### To do
Copy out each line below in which the string "JSON" appears.

### Saved entries
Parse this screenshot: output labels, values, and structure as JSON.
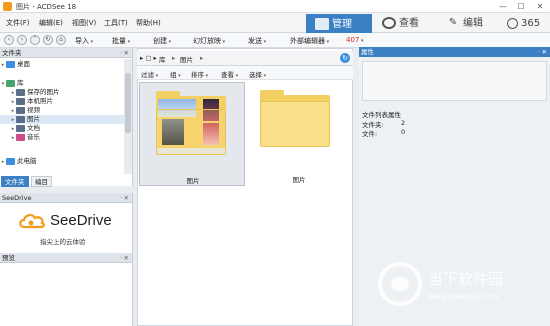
{
  "window": {
    "title": "图片 - ACDSee 18",
    "minimize": "—",
    "maximize": "☐",
    "close": "✕"
  },
  "menu": {
    "items": [
      "文件(F)",
      "编辑(E)",
      "视图(V)",
      "工具(T)",
      "帮助(H)"
    ]
  },
  "modes": [
    {
      "label": "管理",
      "icon": "manage-icon"
    },
    {
      "label": "查看",
      "icon": "view-icon"
    },
    {
      "label": "编辑",
      "icon": "edit-icon"
    },
    {
      "label": "365",
      "icon": "365-icon"
    }
  ],
  "toolbar": {
    "items": [
      "导入",
      "批量",
      "创建",
      "幻灯放映",
      "发送",
      "外部编辑器",
      "407"
    ]
  },
  "folders_panel": {
    "title": "文件夹",
    "tree": [
      {
        "label": "桌面",
        "indent": 0,
        "icon_color": "#3b8fdc",
        "arrow": "▸"
      },
      {
        "label": "库",
        "indent": 0,
        "icon_color": "#4aa36d",
        "arrow": "▾"
      },
      {
        "label": "保存的图片",
        "indent": 1,
        "icon_color": "#5b6f88",
        "arrow": "▸"
      },
      {
        "label": "本机照片",
        "indent": 1,
        "icon_color": "#5b6f88",
        "arrow": "▸"
      },
      {
        "label": "视频",
        "indent": 1,
        "icon_color": "#5b6f88",
        "arrow": "▸"
      },
      {
        "label": "图片",
        "indent": 1,
        "icon_color": "#5b6f88",
        "arrow": "▸"
      },
      {
        "label": "文档",
        "indent": 1,
        "icon_color": "#5b6f88",
        "arrow": "▸"
      },
      {
        "label": "音乐",
        "indent": 1,
        "icon_color": "#d04b8a",
        "arrow": "▸"
      },
      {
        "label": "此电脑",
        "indent": 0,
        "icon_color": "#3b8fdc",
        "arrow": "▸"
      }
    ],
    "tabs": [
      "文件夹",
      "编目"
    ]
  },
  "seedrive": {
    "title": "SeeDrive",
    "brand": "SeeDrive",
    "tagline": "指尖上的云体验"
  },
  "preview_panel": {
    "title": "预览"
  },
  "content": {
    "breadcrumb": [
      "库",
      "图片"
    ],
    "filters": [
      "过滤",
      "组",
      "排序",
      "查看",
      "选择"
    ],
    "items": [
      {
        "label": "图片"
      },
      {
        "label": "图片"
      }
    ]
  },
  "properties": {
    "title": "属性",
    "section": "文件列表属性",
    "rows": [
      {
        "key": "文件夹:",
        "value": "2"
      },
      {
        "key": "文件:",
        "value": "0"
      }
    ]
  },
  "watermark": {
    "line1": "当下软件园",
    "line2": "www.downxia.com"
  },
  "colors": {
    "accent": "#3b7fc4",
    "folder": "#f4cf62",
    "brand_orange": "#f29a1b"
  }
}
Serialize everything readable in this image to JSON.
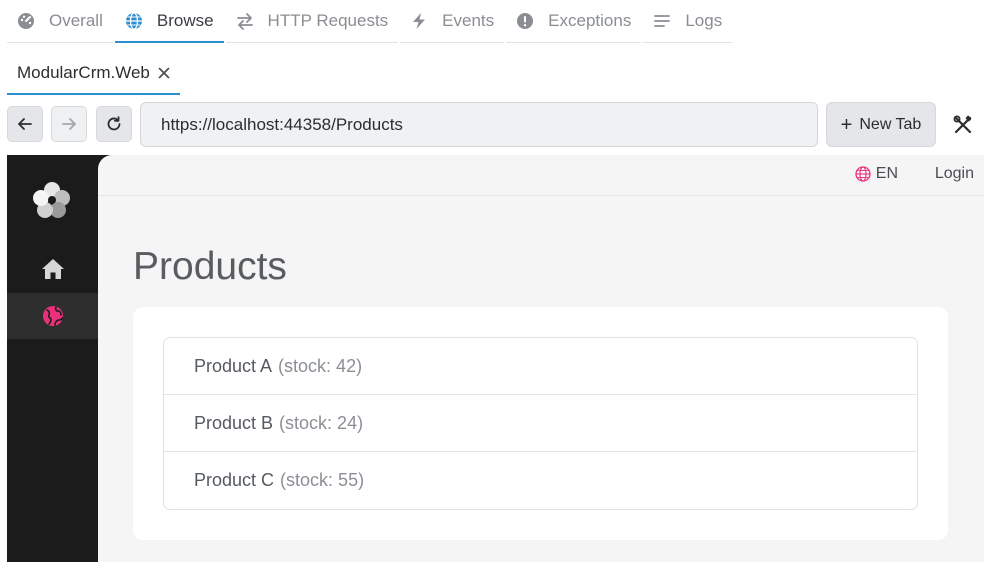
{
  "topnav": {
    "tabs": [
      {
        "label": "Overall",
        "icon": "dashboard-icon",
        "active": false
      },
      {
        "label": "Browse",
        "icon": "globe-icon",
        "active": true
      },
      {
        "label": "HTTP Requests",
        "icon": "arrows-exchange-icon",
        "active": false
      },
      {
        "label": "Events",
        "icon": "lightning-icon",
        "active": false
      },
      {
        "label": "Exceptions",
        "icon": "exclamation-circle-icon",
        "active": false
      },
      {
        "label": "Logs",
        "icon": "lines-icon",
        "active": false
      }
    ]
  },
  "app_tabs": [
    {
      "label": "ModularCrm.Web",
      "close_icon": "close-icon"
    }
  ],
  "toolbar": {
    "url": "https://localhost:44358/Products",
    "new_tab_label": "New Tab",
    "back_icon": "arrow-left-icon",
    "forward_icon": "arrow-right-icon",
    "reload_icon": "reload-icon",
    "tools_icon": "tools-icon"
  },
  "app": {
    "header": {
      "language": "EN",
      "login": "Login"
    },
    "page_title": "Products",
    "products": [
      {
        "name": "Product A",
        "stock": "(stock: 42)"
      },
      {
        "name": "Product B",
        "stock": "(stock: 24)"
      },
      {
        "name": "Product C",
        "stock": "(stock: 55)"
      }
    ]
  },
  "colors": {
    "accent_blue": "#2d8fd1",
    "accent_pink": "#e8317a",
    "sidebar_bg": "#1b1b1b",
    "content_bg": "#f5f5f6"
  }
}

### Answer section
Parse this screenshot: output labels, values, and structure as JSON.
Serialize everything readable in this image to JSON.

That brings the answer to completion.